** Exercise **
Exact repetition of the data below is required.

** Material shown **
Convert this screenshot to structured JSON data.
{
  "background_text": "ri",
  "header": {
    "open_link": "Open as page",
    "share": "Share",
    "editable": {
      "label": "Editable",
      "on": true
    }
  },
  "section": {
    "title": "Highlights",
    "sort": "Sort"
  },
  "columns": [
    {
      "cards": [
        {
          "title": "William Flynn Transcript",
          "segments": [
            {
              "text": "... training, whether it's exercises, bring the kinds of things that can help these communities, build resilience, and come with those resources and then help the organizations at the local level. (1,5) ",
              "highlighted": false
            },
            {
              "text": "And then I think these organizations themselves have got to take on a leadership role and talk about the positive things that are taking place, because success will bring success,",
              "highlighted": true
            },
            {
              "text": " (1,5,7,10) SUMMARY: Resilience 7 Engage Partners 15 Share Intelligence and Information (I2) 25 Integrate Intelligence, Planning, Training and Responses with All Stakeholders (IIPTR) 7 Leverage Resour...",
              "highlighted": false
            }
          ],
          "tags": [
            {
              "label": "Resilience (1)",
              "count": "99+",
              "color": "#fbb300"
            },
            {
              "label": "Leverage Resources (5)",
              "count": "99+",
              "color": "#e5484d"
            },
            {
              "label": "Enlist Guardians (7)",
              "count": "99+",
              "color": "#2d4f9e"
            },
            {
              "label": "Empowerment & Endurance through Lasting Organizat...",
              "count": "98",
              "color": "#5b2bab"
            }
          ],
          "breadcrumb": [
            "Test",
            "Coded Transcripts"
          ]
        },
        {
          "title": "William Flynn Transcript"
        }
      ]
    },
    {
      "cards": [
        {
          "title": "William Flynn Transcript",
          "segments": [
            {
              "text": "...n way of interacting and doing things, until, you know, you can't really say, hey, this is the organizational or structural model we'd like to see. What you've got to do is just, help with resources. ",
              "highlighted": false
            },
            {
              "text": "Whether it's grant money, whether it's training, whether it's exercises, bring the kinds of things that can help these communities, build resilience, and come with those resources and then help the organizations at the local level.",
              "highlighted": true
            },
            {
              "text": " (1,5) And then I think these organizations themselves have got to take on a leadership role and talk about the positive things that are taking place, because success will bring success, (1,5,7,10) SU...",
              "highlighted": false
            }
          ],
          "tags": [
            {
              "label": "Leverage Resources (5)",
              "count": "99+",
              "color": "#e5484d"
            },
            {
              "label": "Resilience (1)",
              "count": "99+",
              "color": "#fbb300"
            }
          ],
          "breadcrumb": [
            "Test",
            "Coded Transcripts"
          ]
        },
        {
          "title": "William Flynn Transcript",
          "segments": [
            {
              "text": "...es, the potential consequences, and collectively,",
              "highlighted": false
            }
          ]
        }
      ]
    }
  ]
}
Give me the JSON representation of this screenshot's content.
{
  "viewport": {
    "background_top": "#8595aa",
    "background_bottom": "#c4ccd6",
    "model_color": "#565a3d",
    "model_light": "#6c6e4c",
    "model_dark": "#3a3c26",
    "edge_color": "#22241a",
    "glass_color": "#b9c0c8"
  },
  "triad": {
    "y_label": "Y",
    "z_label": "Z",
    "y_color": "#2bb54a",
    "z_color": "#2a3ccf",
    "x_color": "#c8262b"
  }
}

** Exercise response **
Convert this screenshot to structured JSON data.
{
  "background_text": "ri",
  "header": {
    "open_link": "Open as page",
    "share": "Share",
    "editable": {
      "label": "Editable",
      "on": true
    }
  },
  "section": {
    "title": "Highlights",
    "sort": "Sort"
  },
  "columns": [
    {
      "cards": [
        {
          "title": "William Flynn Transcript",
          "segments": [
            {
              "text": "... training, whether it's exercises, bring the kinds of things that can help these communities, build resilience, and come with those resources and then help the organizations at the local level. (1,5) ",
              "highlighted": false
            },
            {
              "text": "And then I think these organizations themselves have got to take on a leadership role and talk about the positive things that are taking place, because success will bring success,",
              "highlighted": true
            },
            {
              "text": " (1,5,7,10) SUMMARY: Resilience 7 Engage Partners 15 Share Intelligence and Information (I2) 25 Integrate Intelligence, Planning, Training and Responses with All Stakeholders (IIPTR) 7 Leverage Resour...",
              "highlighted": false
            }
          ],
          "tags": [
            {
              "label": "Resilience (1)",
              "count": "99+",
              "color": "#fbb300"
            },
            {
              "label": "Leverage Resources (5)",
              "count": "99+",
              "color": "#e5484d"
            },
            {
              "label": "Enlist Guardians (7)",
              "count": "99+",
              "color": "#2d4f9e"
            },
            {
              "label": "Empowerment & Endurance through Lasting Organizat...",
              "count": "98",
              "color": "#5b2bab"
            }
          ],
          "breadcrumb": [
            "Test",
            "Coded Transcripts"
          ]
        },
        {
          "title": "William Flynn Transcript"
        }
      ]
    },
    {
      "cards": [
        {
          "title": "William Flynn Transcript",
          "segments": [
            {
              "text": "...n way of interacting and doing things, until, you know, you can't really say, hey, this is the organizational or structural model we'd like to see. What you've got to do is just, help with resources. ",
              "highlighted": false
            },
            {
              "text": "Whether it's grant money, whether it's training, whether it's exercises, bring the kinds of things that can help these communities, build resilience, and come with those resources and then help the organizations at the local level.",
              "highlighted": true
            },
            {
              "text": " (1,5) And then I think these organizations themselves have got to take on a leadership role and talk about the positive things that are taking place, because success will bring success, (1,5,7,10) SU...",
              "highlighted": false
            }
          ],
          "tags": [
            {
              "label": "Leverage Resources (5)",
              "count": "99+",
              "color": "#e5484d"
            },
            {
              "label": "Resilience (1)",
              "count": "99+",
              "color": "#fbb300"
            }
          ],
          "breadcrumb": [
            "Test",
            "Coded Transcripts"
          ]
        },
        {
          "title": "William Flynn Transcript",
          "segments": [
            {
              "text": "...es, the potential consequences, and collectively,",
              "highlighted": false
            }
          ]
        }
      ]
    }
  ]
}
Give me the JSON representation of this screenshot's content.
{
  "viewport": {
    "background_top": "#8595aa",
    "background_bottom": "#c4ccd6",
    "model_color": "#565a3d",
    "model_light": "#6c6e4c",
    "model_dark": "#3a3c26",
    "edge_color": "#22241a",
    "glass_color": "#b9c0c8"
  },
  "triad": {
    "y_label": "Y",
    "z_label": "Z",
    "y_color": "#2bb54a",
    "z_color": "#2a3ccf",
    "x_color": "#c8262b"
  }
}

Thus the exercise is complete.